Pp. 232-249 (18)
Tatiana Sousa Cunha, Danielle Yuri Arita, Ingrid Kazue Mizuno Watanabe, Juliana Dineia Perez Brandao, Lys Angela Favaroni Mendes Salgado Ribeiro, Danielle Sanches Aragao and Dulce Elena Casarini
The renin-angiotensin system (RAS) affects both the innate and adaptive
immune responses. Since hyperactive RAS has been associated with several diseases,
the contribution of tissue RAS to the progression of immune and non-immune
conditions has been considered in the recent years. It has a well-established role in
fibrinogenesis, leukocyte infiltration, activity of T cells and has been shown to be
chemotactic to macrophages, T cells, and natural killer cells. Nitric oxide (NO) is
synthesized by many cell types involved in immunity and inflammation and plays an
important role in hypotension and regulates the functional activity, growth and death of
many immune and inflammatory cell types. Current evidences suggest that
catecholamines (CAs) play a key role in activating and limiting inflammatory and
immune reactions.

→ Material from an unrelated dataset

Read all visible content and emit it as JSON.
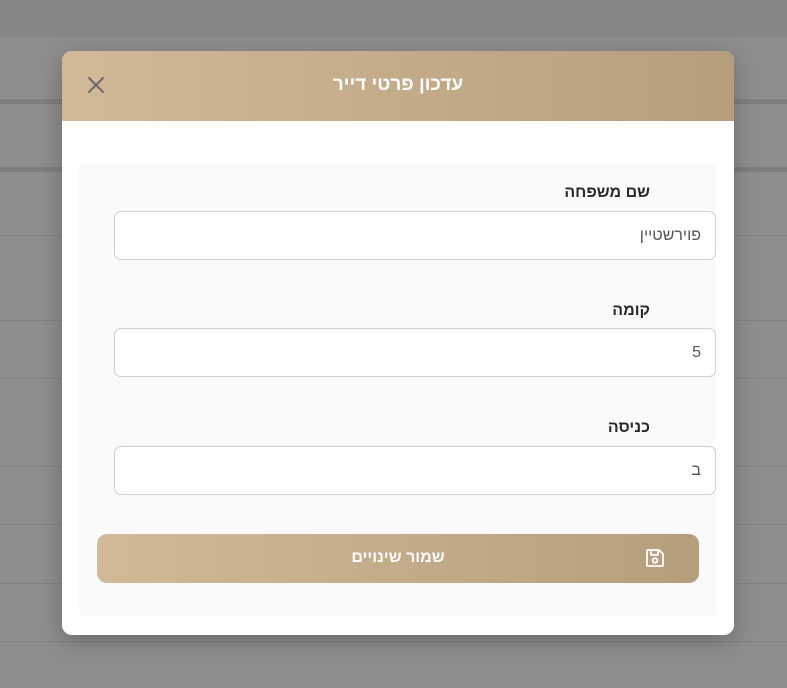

In this chapter, we will discuss some aspects related to the role of
these molecules in inflammatory process and immunologically mediated conditions.
Catecholamines, HPA axis, Immune system, Nitric oxide, Renal
physiology, Renin-angiotensin system, Sympathetic nervous system.
Rua Botucatu, 740 – 2° andar, Department of Medicine/Nephrology Division, Vila Clementino – Sao Paulo/SP, Brazil, CEP 04023-900.